x Courtney x
Thank you to everyone who read and responded to my essay yesterday! I had no idea that a little reflection on my awesome-foursome family would get such a strong reaction! To be honest, I also had no clue that my essay would automatically share to my Facebook page, so it was quite raw and honest!
About my family – who they are and why I am grateful for them.
I have a very small immediate family, there are four of us and we are fiercely protective of one another. There used to be five of us, but things change and disease can get in the way. It was a phenomenally rocky time. If I am honest, we all still struggle with it in our own individual ways each and every day.
I am thankful for my four. I have two siblings who would set this world on fire for one another and a Mother who has no idea how incredibly strong and amazing she is.
My family taught me to work for what I wanted. To be aware of how lucky we are to live where we do. To appreciate time with those you love, and to never expect anything. A sense of entitlement was not something which was bestowed amongst us. We valued each and every treat we ever received, we never complained about our parents being out of sight, because we knew that they were working hard to provide for us.
We all went through something uniquely traumatic and devastating, we came out the other side and met each other there, though our journeys were all different – we may have all entered the abyss together, but we all emerged from separate tunnels. Kicking, screaming, shocked. I have to tell you, for anyone who ever mutters the sentence ‘touched by cancer’ – take yourself away, rethink your sentence and have another go. There is no light touching involved. It is a demolition derby, created by fear and doubt and terror, wrapped up in an all-consuming and suffocating blanket of sadness. Followed by years and years of grief.
My family is kick-arse and I am thankful for all of them.
My Brother is a rock at all times, he may have intentionally moved as far away as he possibly could, prefers animals to people and is the only 27-year old I know who has no social media, but he is absolutely everything any and all of us need.
My Sister is the chalk to my cheese.

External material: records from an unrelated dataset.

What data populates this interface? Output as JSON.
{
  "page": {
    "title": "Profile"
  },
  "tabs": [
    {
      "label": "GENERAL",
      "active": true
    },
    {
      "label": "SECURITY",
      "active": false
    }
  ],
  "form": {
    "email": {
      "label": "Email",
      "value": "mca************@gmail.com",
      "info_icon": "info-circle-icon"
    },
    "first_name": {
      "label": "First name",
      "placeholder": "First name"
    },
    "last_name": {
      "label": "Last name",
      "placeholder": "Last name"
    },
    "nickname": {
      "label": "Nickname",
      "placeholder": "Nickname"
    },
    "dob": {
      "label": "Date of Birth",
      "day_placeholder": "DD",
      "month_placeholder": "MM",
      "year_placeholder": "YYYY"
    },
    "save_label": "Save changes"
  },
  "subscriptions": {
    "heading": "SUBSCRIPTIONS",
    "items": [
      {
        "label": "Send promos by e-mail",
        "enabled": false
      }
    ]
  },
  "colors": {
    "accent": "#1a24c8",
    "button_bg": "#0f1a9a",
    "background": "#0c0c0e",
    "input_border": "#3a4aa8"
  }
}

We could not be any more different, and yet our similarities define us. We know what is and what is not important. We don’t hide anything under any rug. We rip that rug from the ground and expose all of the hurts and annoyances. We all speak a different language, have our own standing point and our own battles to fight, but if the battle comes from outside of our circle – then you will get all four of us defending who we are.
We are funny. We are arseholes. Our sense of humour is unique. Our Mum has barely been able to follow a conversation between her three children for twenty years. Nobody can quote a movie the way we can. We all have our Mother’s chin, tenacity, humour and resilience. We have our father’s approach to life (go now, look later), his looks and his confidence where it is rarely deserved. We love like both of them loved each other. We are the product of our parents and their love for us – our Grandparents had nothing to do with it. Our Mum and Dad made the choice every day to mark their own path, create new roles and display how they felt love should be displayed.
My family is small, but there is more love that could possibly be understood. We may be less one, but together we are five. Our spirit is unique, we are at the end of our family name, we all have different goals and adventures, but our love is the same.
How blessed we are to live it, to wake up each day and know that we get another chance, another 24 hours.
I have been having some pretty shocking struggles in the last six or so months. So rather than sitting here struggling to think of topics to write about, working out what rabbit hole to send my mind down instead of circling the drain – where to go intellectually, emotionally and spiritually. Instead of uncertainty, confusion and the back and forth nonsense, I am going to focus on a 30 Day Gratitude Challenge.
Wish me luck, and please tag me in your comments or share my posts and let me know what you think.